idontgno writes: It's almost like the good old days: Intel subsidiary Wind River Systems was fined $750,000 by the US Bureau of Industry and Security for exporting crypto to such rogue states as China and Israel. I bet you didn't know that was still illegal.
This hasn't happened in a while, as far as I can tell. Does this mean that crypto's going to be locked up like it was back in the days of 40-bit SSL?
idontgno writes: It keeps getting better and better for Sony and its business units. Reuters reports that Sony's insurer, Zurich American, is suing to avoid paying out on Sony's legal liability which may arise from its spectacular online securitybreaches a few months ago.
idontgno writes: In its judgment yesterday, 9th U.S. Circuit Court of Appeals decided that the World of Warcraft bot software Glider violates the "Anti-circumvention" provisions of the DMCA and cannot be distributed.

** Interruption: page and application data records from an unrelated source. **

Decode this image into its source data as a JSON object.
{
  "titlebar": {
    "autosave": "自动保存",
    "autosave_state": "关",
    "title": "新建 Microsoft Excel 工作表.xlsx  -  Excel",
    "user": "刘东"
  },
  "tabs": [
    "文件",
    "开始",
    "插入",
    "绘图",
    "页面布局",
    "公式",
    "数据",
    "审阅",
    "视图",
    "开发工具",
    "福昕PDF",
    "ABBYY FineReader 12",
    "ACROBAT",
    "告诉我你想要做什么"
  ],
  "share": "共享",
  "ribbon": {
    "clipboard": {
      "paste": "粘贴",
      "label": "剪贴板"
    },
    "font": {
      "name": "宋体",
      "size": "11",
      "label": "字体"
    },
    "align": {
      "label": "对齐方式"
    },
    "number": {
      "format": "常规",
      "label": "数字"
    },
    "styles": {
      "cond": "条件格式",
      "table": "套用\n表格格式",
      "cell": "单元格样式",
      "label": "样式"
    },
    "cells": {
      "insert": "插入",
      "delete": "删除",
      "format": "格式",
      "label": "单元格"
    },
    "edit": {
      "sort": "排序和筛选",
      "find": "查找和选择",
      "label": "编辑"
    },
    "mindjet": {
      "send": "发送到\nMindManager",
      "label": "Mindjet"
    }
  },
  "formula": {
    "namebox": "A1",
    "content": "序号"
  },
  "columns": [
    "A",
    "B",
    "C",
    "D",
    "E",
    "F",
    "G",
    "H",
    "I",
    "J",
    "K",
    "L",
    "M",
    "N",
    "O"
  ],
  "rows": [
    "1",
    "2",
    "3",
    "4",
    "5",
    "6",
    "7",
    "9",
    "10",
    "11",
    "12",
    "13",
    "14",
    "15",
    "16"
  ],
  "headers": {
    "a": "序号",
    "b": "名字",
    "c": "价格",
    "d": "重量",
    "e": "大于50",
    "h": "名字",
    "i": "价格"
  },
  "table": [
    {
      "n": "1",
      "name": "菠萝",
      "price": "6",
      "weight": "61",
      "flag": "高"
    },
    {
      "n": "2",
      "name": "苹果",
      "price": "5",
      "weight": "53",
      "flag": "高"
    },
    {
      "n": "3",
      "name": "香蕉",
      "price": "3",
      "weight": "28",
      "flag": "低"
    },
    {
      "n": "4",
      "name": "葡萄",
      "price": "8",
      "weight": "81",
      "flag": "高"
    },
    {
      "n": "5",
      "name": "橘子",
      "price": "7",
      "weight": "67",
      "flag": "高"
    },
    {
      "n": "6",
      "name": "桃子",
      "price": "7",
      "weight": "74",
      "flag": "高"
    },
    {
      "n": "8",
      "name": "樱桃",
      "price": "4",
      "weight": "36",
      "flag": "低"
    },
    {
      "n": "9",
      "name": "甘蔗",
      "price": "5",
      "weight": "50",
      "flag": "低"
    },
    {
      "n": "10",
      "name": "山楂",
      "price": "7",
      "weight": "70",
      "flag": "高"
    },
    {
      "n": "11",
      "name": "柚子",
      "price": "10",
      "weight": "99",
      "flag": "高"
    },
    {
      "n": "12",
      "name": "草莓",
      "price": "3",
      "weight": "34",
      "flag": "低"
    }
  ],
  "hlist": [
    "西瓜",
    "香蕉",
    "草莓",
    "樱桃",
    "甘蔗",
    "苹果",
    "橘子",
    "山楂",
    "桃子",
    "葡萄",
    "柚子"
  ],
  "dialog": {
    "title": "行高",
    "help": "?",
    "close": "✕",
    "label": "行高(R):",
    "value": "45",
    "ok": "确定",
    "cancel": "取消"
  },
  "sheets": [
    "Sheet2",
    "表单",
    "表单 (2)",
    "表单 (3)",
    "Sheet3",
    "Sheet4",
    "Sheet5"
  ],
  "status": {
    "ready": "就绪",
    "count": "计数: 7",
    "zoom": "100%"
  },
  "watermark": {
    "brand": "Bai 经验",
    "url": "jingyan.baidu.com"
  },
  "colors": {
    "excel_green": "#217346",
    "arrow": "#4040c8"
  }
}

Oddly, though, it also decided that Glider doesn't actually violate Blizzard's copyrights in the process. So exactly why does the DMCA apply?
idontgno writes: Looks like the U.S. Democratic National Party is hosting an unprotected web-based mail sending application which 419'ers are exploiting to get past mail filtering. (In some cases, I guess. I'd blacklist both major political parties, but that's just me.) As reported on The Register (http://www.theregister.co.uk/2009/08/28/democratic_party_419_abuse/)